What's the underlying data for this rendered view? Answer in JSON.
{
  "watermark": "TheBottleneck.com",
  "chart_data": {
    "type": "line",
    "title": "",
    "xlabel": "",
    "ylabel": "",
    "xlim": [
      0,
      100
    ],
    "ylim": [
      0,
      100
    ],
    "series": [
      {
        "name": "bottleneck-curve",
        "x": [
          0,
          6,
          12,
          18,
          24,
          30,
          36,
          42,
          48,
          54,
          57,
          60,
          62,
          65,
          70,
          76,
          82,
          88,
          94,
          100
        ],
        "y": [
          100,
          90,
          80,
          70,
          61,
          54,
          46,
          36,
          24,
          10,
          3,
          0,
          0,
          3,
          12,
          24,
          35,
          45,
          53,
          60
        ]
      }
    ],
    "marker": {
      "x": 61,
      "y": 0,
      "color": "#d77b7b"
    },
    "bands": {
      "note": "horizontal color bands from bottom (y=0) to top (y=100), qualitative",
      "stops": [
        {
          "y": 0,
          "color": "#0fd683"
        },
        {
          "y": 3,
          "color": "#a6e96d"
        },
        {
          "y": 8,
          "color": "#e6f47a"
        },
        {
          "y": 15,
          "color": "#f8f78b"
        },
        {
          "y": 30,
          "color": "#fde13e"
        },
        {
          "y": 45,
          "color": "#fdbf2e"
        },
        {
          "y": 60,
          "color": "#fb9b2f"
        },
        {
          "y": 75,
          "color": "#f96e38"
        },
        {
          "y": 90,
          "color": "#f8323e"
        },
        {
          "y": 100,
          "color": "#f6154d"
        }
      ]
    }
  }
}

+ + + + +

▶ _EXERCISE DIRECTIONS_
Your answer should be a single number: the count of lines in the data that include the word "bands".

▶ _SOLUTION BELOW_
2